FPL Seeking Approval to Acquire and Phase Out Indiantown Cogeneration

The buyout proposal is consistent with FPL’s strategy to deliver affordable clean energy to its customers.
Indiantown Cogeneration

Indiantown Cogeneration

Juno Beach, Fla.—Florida Power & Light Company (FPL) has filed a petition with the Florida Public Service Commission (PSC) requesting approval to purchase a coal-fired power plant located in Indiantown, Fla., with which FPL has an existing long-term contract. If approved, the proposal is projected to save FPL customers an estimated $129 million as well as impede more than 657,000 tons of carbon dioxide emission annually.

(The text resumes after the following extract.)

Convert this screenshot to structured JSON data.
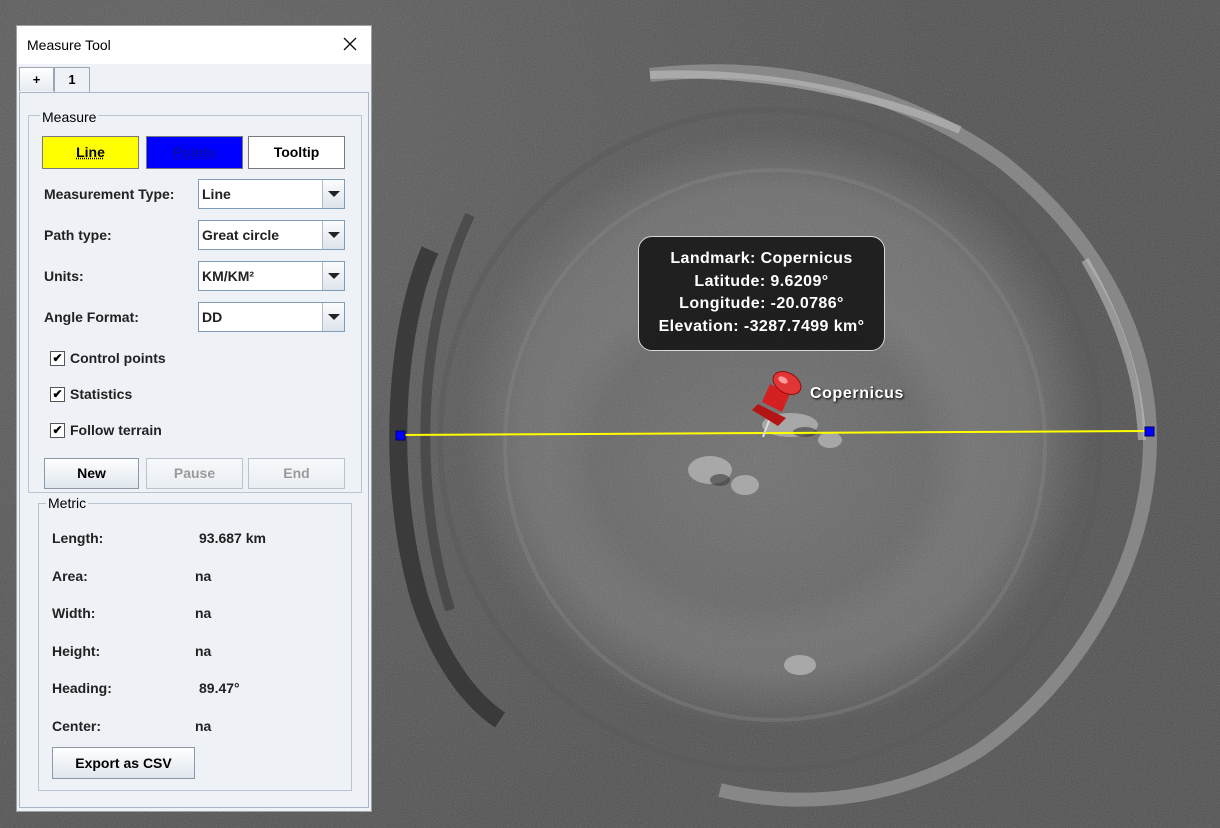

The 330-megawatt Indiantown Cogeneration facility is currently owned by Calypso Energy Holdings LLC. If the proposal is approved, FPL plans to immediately reduce the plant’s operations and, eventually, phasing it out of service. This would be the company’s second coal power plant in two years bought to phase out.

“We are delivering power to our customers that is cleaner and more reliable than ever before at a price that is lower than it was 10 years ago and among the lowest in the nation. That is no accident–it’s because of our forward-looking strategy of smart investments that improve the efficiency of our system, reduce our fuel consumption, prevent emissions and cut costs for our customers,” said Eric Silagy, president & CEO of FPL. “While many years ago it made sense to buy this plant’s power to serve our customers, we’re now able to purchase the facility and phase it out of service, preventing potentially harmful carbon emissions while saving our customers millions of dollars.”

FPL’s proposal offers to purchase the ownership interest in the Indiantown Cogeneration facility for $451 million (including existing debt). Furthermore, FPL is requesting PSC approval of the purchase by December 2016. Over the remaining nine years of contract, FPL projects $129 million in customer savings.

Moreover, immediately after taking ownership, FPL plans to decrease the plant’s operations so that it operates at most 5 percent of the time—this move will prevent more than 657,000 tons of carbon dioxide emissions annually. EPA estimates that this amount of carbon reduction is similar to saving 74 million gallons of gasoline or switching more than 23 million incandescent light bulbs to energy-efficient compact-fluorescent lights yearly.